→ **Exercise prompt**: Nothing may be left out, so copy every entry exactly.

[Collection entries]
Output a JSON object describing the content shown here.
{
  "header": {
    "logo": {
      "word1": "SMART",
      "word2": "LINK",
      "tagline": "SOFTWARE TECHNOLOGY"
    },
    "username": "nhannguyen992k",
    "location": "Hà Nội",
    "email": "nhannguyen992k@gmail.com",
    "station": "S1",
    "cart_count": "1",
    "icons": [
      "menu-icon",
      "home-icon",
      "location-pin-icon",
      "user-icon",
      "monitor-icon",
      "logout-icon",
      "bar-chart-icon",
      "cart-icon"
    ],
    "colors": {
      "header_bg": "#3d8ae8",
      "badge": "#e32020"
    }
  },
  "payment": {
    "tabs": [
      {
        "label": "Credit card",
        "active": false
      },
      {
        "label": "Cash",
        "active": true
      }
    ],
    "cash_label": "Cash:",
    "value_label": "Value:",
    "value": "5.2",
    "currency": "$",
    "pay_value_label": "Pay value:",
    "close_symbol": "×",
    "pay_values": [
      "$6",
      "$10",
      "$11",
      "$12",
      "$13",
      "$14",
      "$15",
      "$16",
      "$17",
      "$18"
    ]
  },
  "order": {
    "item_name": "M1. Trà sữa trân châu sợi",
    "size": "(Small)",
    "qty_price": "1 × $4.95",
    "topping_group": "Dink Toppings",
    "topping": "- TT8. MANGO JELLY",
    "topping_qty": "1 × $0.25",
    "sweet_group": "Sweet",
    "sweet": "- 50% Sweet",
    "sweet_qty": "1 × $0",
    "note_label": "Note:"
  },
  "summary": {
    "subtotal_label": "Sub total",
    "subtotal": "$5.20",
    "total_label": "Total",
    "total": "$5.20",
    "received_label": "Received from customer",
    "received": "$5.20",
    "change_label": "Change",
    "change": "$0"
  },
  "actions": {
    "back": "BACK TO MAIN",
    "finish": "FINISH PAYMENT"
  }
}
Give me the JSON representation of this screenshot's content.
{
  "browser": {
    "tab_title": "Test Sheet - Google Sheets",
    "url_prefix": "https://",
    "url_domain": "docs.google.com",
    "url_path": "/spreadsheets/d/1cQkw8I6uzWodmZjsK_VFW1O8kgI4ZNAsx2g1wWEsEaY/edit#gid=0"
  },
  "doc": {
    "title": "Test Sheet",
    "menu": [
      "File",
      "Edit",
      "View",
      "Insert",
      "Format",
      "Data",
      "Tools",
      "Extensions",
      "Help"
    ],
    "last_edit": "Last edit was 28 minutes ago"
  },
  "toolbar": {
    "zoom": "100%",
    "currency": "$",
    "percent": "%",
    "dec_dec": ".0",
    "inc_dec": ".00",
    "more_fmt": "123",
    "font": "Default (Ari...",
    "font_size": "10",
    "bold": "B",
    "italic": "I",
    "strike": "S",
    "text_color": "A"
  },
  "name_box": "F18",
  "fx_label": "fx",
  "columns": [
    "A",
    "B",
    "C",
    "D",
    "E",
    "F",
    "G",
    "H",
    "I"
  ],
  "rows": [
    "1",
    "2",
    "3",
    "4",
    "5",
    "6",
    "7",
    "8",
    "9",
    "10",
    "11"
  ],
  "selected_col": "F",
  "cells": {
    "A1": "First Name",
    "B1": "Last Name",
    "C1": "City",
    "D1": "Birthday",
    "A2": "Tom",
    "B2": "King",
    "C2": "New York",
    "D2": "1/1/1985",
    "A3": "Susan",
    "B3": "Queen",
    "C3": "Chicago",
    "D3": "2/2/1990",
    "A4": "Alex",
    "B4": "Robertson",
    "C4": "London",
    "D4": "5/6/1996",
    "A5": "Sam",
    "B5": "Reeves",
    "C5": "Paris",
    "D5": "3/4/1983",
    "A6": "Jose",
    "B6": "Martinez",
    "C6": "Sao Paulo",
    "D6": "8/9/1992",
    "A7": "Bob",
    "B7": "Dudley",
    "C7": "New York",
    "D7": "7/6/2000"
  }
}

→ **Result**:
Output a JSON object describing the content shown here.
{
  "header": {
    "logo": {
      "word1": "SMART",
      "word2": "LINK",
      "tagline": "SOFTWARE TECHNOLOGY"
    },
    "username": "nhannguyen992k",
    "location": "Hà Nội",
    "email": "nhannguyen992k@gmail.com",
    "station": "S1",
    "cart_count": "1",
    "icons": [
      "menu-icon",
      "home-icon",
      "location-pin-icon",
      "user-icon",
      "monitor-icon",
      "logout-icon",
      "bar-chart-icon",
      "cart-icon"
    ],
    "colors": {
      "header_bg": "#3d8ae8",
      "badge": "#e32020"
    }
  },
  "payment": {
    "tabs": [
      {
        "label": "Credit card",
        "active": false
      },
      {
        "label": "Cash",
        "active": true
      }
    ],
    "cash_label": "Cash:",
    "value_label": "Value:",
    "value": "5.2",
    "currency": "$",
    "pay_value_label": "Pay value:",
    "close_symbol": "×",
    "pay_values": [
      "$6",
      "$10",
      "$11",
      "$12",
      "$13",
      "$14",
      "$15",
      "$16",
      "$17",
      "$18"
    ]
  },
  "order": {
    "item_name": "M1. Trà sữa trân châu sợi",
    "size": "(Small)",
    "qty_price": "1 × $4.95",
    "topping_group": "Dink Toppings",
    "topping": "- TT8. MANGO JELLY",
    "topping_qty": "1 × $0.25",
    "sweet_group": "Sweet",
    "sweet": "- 50% Sweet",
    "sweet_qty": "1 × $0",
    "note_label": "Note:"
  },
  "summary": {
    "subtotal_label": "Sub total",
    "subtotal": "$5.20",
    "total_label": "Total",
    "total": "$5.20",
    "received_label": "Received from customer",
    "received": "$5.20",
    "change_label": "Change",
    "change": "$0"
  },
  "actions": {
    "back": "BACK TO MAIN",
    "finish": "FINISH PAYMENT"
  }
}
Give me the JSON representation of this screenshot's content.
{
  "browser": {
    "tab_title": "Test Sheet - Google Sheets",
    "url_prefix": "https://",
    "url_domain": "docs.google.com",
    "url_path": "/spreadsheets/d/1cQkw8I6uzWodmZjsK_VFW1O8kgI4ZNAsx2g1wWEsEaY/edit#gid=0"
  },
  "doc": {
    "title": "Test Sheet",
    "menu": [
      "File",
      "Edit",
      "View",
      "Insert",
      "Format",
      "Data",
      "Tools",
      "Extensions",
      "Help"
    ],
    "last_edit": "Last edit was 28 minutes ago"
  },
  "toolbar": {
    "zoom": "100%",
    "currency": "$",
    "percent": "%",
    "dec_dec": ".0",
    "inc_dec": ".00",
    "more_fmt": "123",
    "font": "Default (Ari...",
    "font_size": "10",
    "bold": "B",
    "italic": "I",
    "strike": "S",
    "text_color": "A"
  },
  "name_box": "F18",
  "fx_label": "fx",
  "columns": [
    "A",
    "B",
    "C",
    "D",
    "E",
    "F",
    "G",
    "H",
    "I"
  ],
  "rows": [
    "1",
    "2",
    "3",
    "4",
    "5",
    "6",
    "7",
    "8",
    "9",
    "10",
    "11"
  ],
  "selected_col": "F",
  "cells": {
    "A1": "First Name",
    "B1": "Last Name",
    "C1": "City",
    "D1": "Birthday",
    "A2": "Tom",
    "B2": "King",
    "C2": "New York",
    "D2": "1/1/1985",
    "A3": "Susan",
    "B3": "Queen",
    "C3": "Chicago",
    "D3": "2/2/1990",
    "A4": "Alex",
    "B4": "Robertson",
    "C4": "London",
    "D4": "5/6/1996",
    "A5": "Sam",
    "B5": "Reeves",
    "C5": "Paris",
    "D5": "3/4/1983",
    "A6": "Jose",
    "B6": "Martinez",
    "C6": "Sao Paulo",
    "D6": "8/9/1992",
    "A7": "Bob",
    "B7": "Dudley",
    "C7": "New York",
    "D7": "7/6/2000"
  }
}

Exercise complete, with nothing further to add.